__What the task requires__:
Each entry must be copied exactly, without omission.

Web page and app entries
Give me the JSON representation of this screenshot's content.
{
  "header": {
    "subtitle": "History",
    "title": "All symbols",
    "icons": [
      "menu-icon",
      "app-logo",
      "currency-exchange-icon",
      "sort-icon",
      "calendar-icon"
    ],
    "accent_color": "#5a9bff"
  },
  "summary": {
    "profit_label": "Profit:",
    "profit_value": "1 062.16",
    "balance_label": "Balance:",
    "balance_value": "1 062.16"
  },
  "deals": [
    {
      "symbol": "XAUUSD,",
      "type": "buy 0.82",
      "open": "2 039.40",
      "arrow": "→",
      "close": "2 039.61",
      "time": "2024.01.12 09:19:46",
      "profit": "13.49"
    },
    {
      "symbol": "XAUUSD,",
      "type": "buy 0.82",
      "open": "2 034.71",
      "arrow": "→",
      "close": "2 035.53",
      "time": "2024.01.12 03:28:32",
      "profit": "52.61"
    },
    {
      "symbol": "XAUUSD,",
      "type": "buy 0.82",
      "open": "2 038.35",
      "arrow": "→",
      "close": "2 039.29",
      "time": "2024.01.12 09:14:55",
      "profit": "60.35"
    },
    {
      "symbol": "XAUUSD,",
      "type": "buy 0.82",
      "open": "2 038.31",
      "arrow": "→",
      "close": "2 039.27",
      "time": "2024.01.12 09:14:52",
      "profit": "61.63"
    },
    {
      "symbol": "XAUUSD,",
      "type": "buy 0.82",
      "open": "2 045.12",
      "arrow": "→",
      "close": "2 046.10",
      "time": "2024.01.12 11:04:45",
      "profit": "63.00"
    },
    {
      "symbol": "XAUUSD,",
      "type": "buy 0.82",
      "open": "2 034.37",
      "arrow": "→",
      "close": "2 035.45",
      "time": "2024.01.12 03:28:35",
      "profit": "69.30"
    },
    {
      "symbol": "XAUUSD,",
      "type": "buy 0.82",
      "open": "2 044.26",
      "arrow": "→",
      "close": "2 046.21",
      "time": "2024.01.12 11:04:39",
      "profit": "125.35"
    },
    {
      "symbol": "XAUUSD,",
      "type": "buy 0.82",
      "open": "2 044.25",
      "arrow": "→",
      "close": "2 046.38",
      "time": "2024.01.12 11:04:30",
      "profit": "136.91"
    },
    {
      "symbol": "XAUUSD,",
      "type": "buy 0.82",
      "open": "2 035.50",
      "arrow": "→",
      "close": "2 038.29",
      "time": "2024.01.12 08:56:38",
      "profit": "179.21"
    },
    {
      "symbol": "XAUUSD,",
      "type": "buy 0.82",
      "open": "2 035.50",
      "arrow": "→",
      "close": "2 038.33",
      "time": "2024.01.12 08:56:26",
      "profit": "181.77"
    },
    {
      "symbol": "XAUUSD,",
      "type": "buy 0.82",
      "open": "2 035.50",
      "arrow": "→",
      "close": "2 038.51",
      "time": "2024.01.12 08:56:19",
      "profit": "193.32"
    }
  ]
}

__Written solution__:
Give me the JSON representation of this screenshot's content.
{
  "header": {
    "subtitle": "History",
    "title": "All symbols",
    "icons": [
      "menu-icon",
      "app-logo",
      "currency-exchange-icon",
      "sort-icon",
      "calendar-icon"
    ],
    "accent_color": "#5a9bff"
  },
  "summary": {
    "profit_label": "Profit:",
    "profit_value": "1 062.16",
    "balance_label": "Balance:",
    "balance_value": "1 062.16"
  },
  "deals": [
    {
      "symbol": "XAUUSD,",
      "type": "buy 0.82",
      "open": "2 039.40",
      "arrow": "→",
      "close": "2 039.61",
      "time": "2024.01.12 09:19:46",
      "profit": "13.49"
    },
    {
      "symbol": "XAUUSD,",
      "type": "buy 0.82",
      "open": "2 034.71",
      "arrow": "→",
      "close": "2 035.53",
      "time": "2024.01.12 03:28:32",
      "profit": "52.61"
    },
    {
      "symbol": "XAUUSD,",
      "type": "buy 0.82",
      "open": "2 038.35",
      "arrow": "→",
      "close": "2 039.29",
      "time": "2024.01.12 09:14:55",
      "profit": "60.35"
    },
    {
      "symbol": "XAUUSD,",
      "type": "buy 0.82",
      "open": "2 038.31",
      "arrow": "→",
      "close": "2 039.27",
      "time": "2024.01.12 09:14:52",
      "profit": "61.63"
    },
    {
      "symbol": "XAUUSD,",
      "type": "buy 0.82",
      "open": "2 045.12",
      "arrow": "→",
      "close": "2 046.10",
      "time": "2024.01.12 11:04:45",
      "profit": "63.00"
    },
    {
      "symbol": "XAUUSD,",
      "type": "buy 0.82",
      "open": "2 034.37",
      "arrow": "→",
      "close": "2 035.45",
      "time": "2024.01.12 03:28:35",
      "profit": "69.30"
    },
    {
      "symbol": "XAUUSD,",
      "type": "buy 0.82",
      "open": "2 044.26",
      "arrow": "→",
      "close": "2 046.21",
      "time": "2024.01.12 11:04:39",
      "profit": "125.35"
    },
    {
      "symbol": "XAUUSD,",
      "type": "buy 0.82",
      "open": "2 044.25",
      "arrow": "→",
      "close": "2 046.38",
      "time": "2024.01.12 11:04:30",
      "profit": "136.91"
    },
    {
      "symbol": "XAUUSD,",
      "type": "buy 0.82",
      "open": "2 035.50",
      "arrow": "→",
      "close": "2 038.29",
      "time": "2024.01.12 08:56:38",
      "profit": "179.21"
    },
    {
      "symbol": "XAUUSD,",
      "type": "buy 0.82",
      "open": "2 035.50",
      "arrow": "→",
      "close": "2 038.33",
      "time": "2024.01.12 08:56:26",
      "profit": "181.77"
    },
    {
      "symbol": "XAUUSD,",
      "type": "buy 0.82",
      "open": "2 035.50",
      "arrow": "→",
      "close": "2 038.51",
      "time": "2024.01.12 08:56:19",
      "profit": "193.32"
    }
  ]
}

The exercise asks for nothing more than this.